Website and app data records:
= Beginning of Section =
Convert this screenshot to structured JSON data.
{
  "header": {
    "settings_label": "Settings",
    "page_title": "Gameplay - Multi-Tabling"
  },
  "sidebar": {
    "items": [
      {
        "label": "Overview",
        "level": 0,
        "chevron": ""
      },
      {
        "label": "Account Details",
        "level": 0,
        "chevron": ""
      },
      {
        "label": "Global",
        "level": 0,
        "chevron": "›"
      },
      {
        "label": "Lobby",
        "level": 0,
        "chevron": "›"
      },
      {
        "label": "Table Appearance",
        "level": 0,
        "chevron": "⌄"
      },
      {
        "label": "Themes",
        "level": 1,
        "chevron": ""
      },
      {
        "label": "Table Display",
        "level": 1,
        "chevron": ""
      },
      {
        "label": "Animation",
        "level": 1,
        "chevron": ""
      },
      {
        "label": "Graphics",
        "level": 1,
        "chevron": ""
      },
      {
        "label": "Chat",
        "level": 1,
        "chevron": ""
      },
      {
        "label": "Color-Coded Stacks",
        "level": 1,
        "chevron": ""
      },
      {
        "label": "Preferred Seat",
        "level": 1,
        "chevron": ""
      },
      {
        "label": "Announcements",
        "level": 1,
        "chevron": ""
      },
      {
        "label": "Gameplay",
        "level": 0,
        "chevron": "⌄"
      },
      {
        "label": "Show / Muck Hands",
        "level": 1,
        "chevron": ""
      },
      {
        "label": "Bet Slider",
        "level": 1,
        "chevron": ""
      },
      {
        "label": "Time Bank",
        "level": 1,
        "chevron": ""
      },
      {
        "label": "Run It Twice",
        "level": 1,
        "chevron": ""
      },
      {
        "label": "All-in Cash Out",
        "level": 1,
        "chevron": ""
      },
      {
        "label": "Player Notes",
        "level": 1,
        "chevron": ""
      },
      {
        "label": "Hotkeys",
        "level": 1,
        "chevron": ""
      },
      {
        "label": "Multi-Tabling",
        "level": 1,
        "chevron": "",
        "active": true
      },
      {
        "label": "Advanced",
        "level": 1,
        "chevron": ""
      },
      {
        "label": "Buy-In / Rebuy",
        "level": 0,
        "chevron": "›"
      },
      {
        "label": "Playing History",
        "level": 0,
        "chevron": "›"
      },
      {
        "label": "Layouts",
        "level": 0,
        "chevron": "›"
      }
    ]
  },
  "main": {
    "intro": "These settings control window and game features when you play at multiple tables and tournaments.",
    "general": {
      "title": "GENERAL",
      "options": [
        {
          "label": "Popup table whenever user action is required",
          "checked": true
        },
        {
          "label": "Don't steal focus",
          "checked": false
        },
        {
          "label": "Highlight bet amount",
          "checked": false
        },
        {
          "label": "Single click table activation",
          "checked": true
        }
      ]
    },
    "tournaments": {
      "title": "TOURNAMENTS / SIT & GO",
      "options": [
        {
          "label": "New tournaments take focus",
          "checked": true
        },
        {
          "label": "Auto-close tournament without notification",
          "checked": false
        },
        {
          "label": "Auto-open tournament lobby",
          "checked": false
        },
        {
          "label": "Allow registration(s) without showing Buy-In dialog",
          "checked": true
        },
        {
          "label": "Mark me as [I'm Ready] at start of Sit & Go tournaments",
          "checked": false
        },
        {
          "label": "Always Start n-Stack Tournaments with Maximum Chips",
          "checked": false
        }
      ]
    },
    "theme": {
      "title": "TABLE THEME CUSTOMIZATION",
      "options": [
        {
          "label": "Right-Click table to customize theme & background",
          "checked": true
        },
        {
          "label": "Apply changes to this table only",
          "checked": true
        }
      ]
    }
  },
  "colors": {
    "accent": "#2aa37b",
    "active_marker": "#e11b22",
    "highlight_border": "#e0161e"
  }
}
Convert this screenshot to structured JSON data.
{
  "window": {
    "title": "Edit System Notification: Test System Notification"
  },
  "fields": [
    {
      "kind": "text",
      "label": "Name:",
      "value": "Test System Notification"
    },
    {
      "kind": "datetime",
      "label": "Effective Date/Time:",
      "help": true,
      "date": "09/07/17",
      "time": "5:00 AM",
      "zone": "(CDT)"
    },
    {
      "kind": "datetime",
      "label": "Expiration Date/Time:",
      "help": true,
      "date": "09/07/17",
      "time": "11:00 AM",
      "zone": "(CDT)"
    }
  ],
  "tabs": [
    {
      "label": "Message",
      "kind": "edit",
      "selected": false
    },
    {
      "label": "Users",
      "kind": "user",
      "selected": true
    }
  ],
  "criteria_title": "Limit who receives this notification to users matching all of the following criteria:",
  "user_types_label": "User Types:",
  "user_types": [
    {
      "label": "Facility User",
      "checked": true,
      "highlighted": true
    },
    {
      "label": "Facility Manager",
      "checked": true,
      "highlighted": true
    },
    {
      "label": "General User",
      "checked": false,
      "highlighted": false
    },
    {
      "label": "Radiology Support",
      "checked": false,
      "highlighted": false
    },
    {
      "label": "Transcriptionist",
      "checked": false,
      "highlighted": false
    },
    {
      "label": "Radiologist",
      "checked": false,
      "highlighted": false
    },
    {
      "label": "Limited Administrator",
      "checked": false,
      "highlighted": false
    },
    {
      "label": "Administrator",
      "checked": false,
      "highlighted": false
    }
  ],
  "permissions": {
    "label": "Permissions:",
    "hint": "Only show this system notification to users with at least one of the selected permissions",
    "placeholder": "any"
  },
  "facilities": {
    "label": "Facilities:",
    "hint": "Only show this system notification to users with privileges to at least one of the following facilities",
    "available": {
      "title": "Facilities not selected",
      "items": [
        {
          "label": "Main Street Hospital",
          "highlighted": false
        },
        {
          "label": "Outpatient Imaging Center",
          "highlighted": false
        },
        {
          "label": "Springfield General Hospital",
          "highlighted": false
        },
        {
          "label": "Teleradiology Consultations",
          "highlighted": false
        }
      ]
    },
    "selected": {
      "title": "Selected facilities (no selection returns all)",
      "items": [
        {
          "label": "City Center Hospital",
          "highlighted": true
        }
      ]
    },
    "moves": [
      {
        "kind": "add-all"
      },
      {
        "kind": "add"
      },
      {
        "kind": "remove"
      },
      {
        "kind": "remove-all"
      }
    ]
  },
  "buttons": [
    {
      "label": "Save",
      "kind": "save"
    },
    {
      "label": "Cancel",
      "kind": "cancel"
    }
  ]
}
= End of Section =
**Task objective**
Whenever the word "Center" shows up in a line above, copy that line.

**Reply to the exercise**
          "label": "Outpatient Imaging Center",
          "label": "City Center Hospital",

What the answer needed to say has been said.